### Available data
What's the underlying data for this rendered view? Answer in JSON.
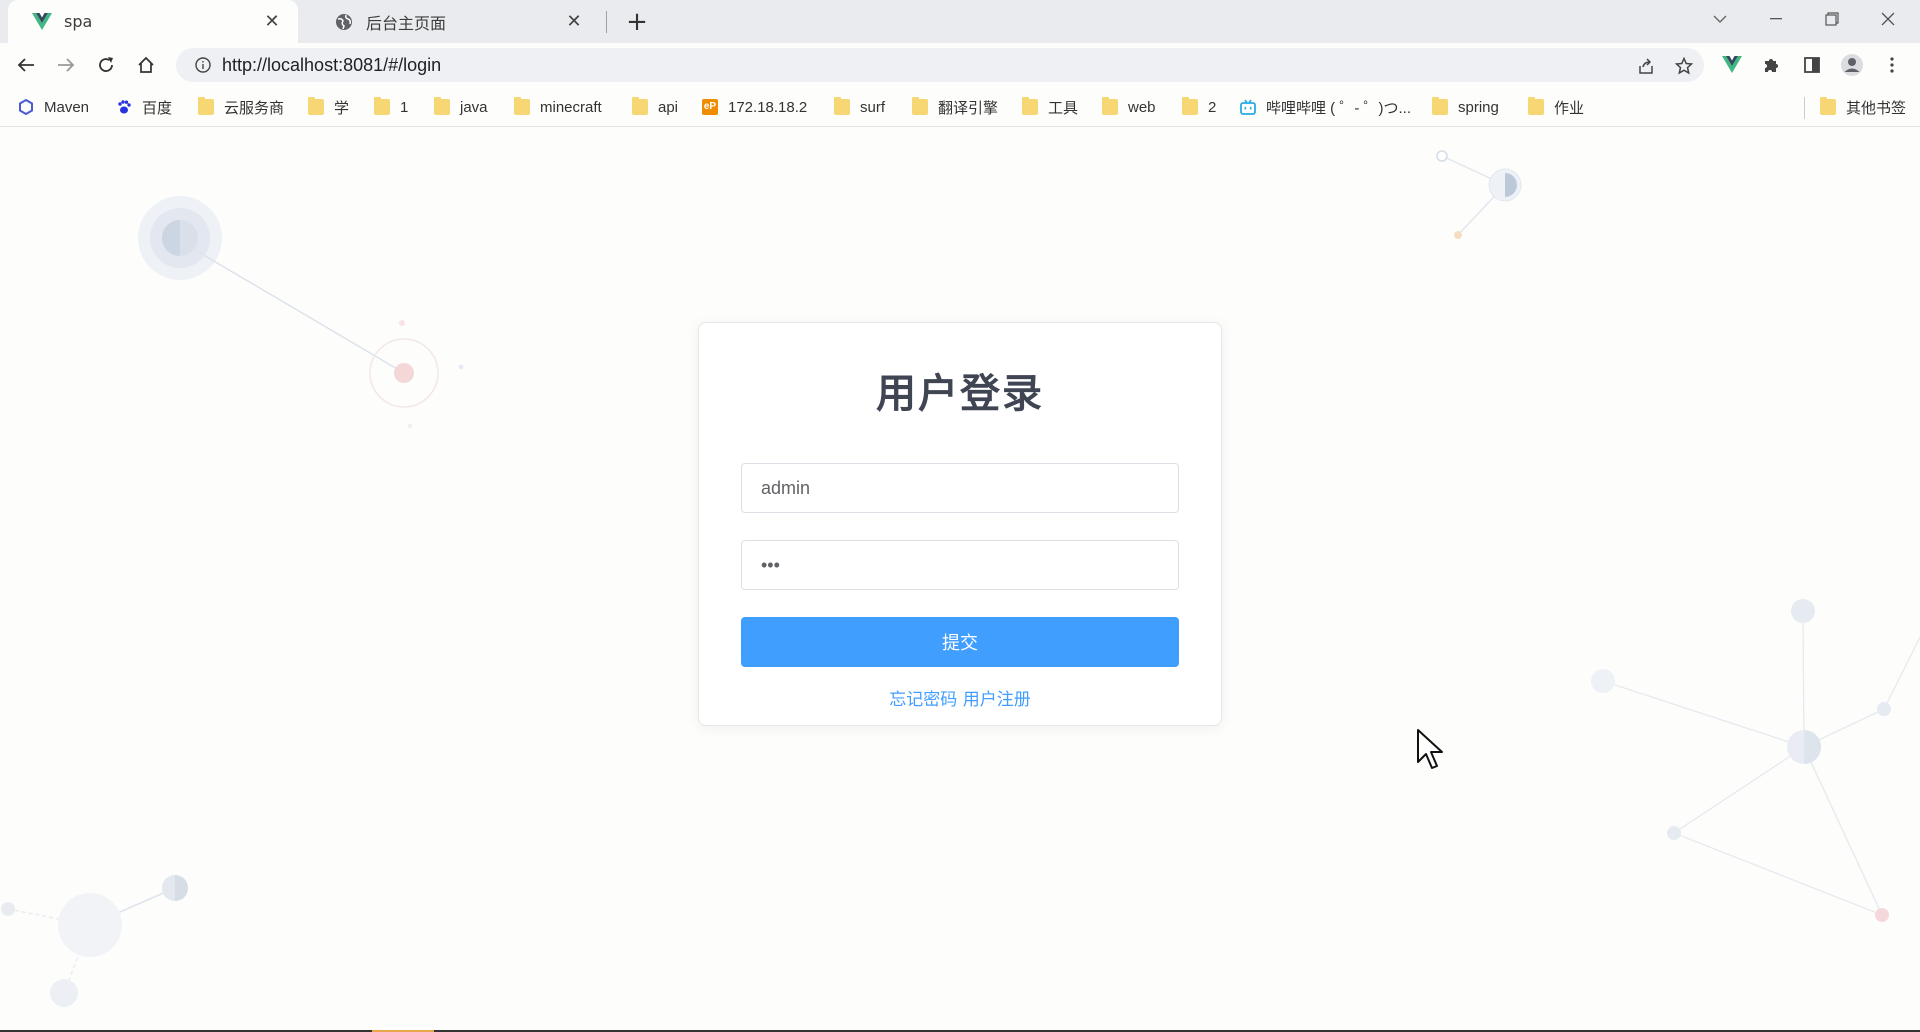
{
  "tabs": [
    {
      "title": "spa",
      "favicon": "vue-logo-icon",
      "active": true
    },
    {
      "title": "后台主页面",
      "favicon": "globe-icon",
      "active": false
    }
  ],
  "address_bar": {
    "url": "http://localhost:8081/#/login"
  },
  "bookmarks": [
    {
      "label": "Maven",
      "icon": "maven-icon"
    },
    {
      "label": "百度",
      "icon": "baidu-paw-icon"
    },
    {
      "label": "云服务商",
      "icon": "folder-icon"
    },
    {
      "label": "学",
      "icon": "folder-icon"
    },
    {
      "label": "1",
      "icon": "folder-icon"
    },
    {
      "label": "java",
      "icon": "folder-icon"
    },
    {
      "label": "minecraft",
      "icon": "folder-icon"
    },
    {
      "label": "api",
      "icon": "folder-icon"
    },
    {
      "label": "172.18.18.2",
      "icon": "ep-icon",
      "badge": "eP"
    },
    {
      "label": "surf",
      "icon": "folder-icon"
    },
    {
      "label": "翻译引擎",
      "icon": "folder-icon"
    },
    {
      "label": "工具",
      "icon": "folder-icon"
    },
    {
      "label": "web",
      "icon": "folder-icon"
    },
    {
      "label": "2",
      "icon": "folder-icon"
    },
    {
      "label": "哔哩哔哩 ( ゜- ゜)つ...",
      "icon": "bilibili-icon"
    },
    {
      "label": "spring",
      "icon": "folder-icon"
    },
    {
      "label": "作业",
      "icon": "folder-icon"
    }
  ],
  "other_bookmarks": {
    "label": "其他书签",
    "icon": "folder-icon"
  },
  "login": {
    "title": "用户登录",
    "username_value": "admin",
    "password_value": "123",
    "submit_label": "提交",
    "forgot_label": "忘记密码",
    "register_label": "用户注册"
  },
  "colors": {
    "primary": "#409eff",
    "title_text": "#3f4552",
    "page_bg": "#fdfdfc"
  }
}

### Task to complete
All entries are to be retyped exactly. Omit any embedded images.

### Exercise answer
What's the underlying data for this rendered view? Answer in JSON.
{
  "tabs": [
    {
      "title": "spa",
      "favicon": "vue-logo-icon",
      "active": true
    },
    {
      "title": "后台主页面",
      "favicon": "globe-icon",
      "active": false
    }
  ],
  "address_bar": {
    "url": "http://localhost:8081/#/login"
  },
  "bookmarks": [
    {
      "label": "Maven",
      "icon": "maven-icon"
    },
    {
      "label": "百度",
      "icon": "baidu-paw-icon"
    },
    {
      "label": "云服务商",
      "icon": "folder-icon"
    },
    {
      "label": "学",
      "icon": "folder-icon"
    },
    {
      "label": "1",
      "icon": "folder-icon"
    },
    {
      "label": "java",
      "icon": "folder-icon"
    },
    {
      "label": "minecraft",
      "icon": "folder-icon"
    },
    {
      "label": "api",
      "icon": "folder-icon"
    },
    {
      "label": "172.18.18.2",
      "icon": "ep-icon",
      "badge": "eP"
    },
    {
      "label": "surf",
      "icon": "folder-icon"
    },
    {
      "label": "翻译引擎",
      "icon": "folder-icon"
    },
    {
      "label": "工具",
      "icon": "folder-icon"
    },
    {
      "label": "web",
      "icon": "folder-icon"
    },
    {
      "label": "2",
      "icon": "folder-icon"
    },
    {
      "label": "哔哩哔哩 ( ゜- ゜)つ...",
      "icon": "bilibili-icon"
    },
    {
      "label": "spring",
      "icon": "folder-icon"
    },
    {
      "label": "作业",
      "icon": "folder-icon"
    }
  ],
  "other_bookmarks": {
    "label": "其他书签",
    "icon": "folder-icon"
  },
  "login": {
    "title": "用户登录",
    "username_value": "admin",
    "password_value": "123",
    "submit_label": "提交",
    "forgot_label": "忘记密码",
    "register_label": "用户注册"
  },
  "colors": {
    "primary": "#409eff",
    "title_text": "#3f4552",
    "page_bg": "#fdfdfc"
  }
}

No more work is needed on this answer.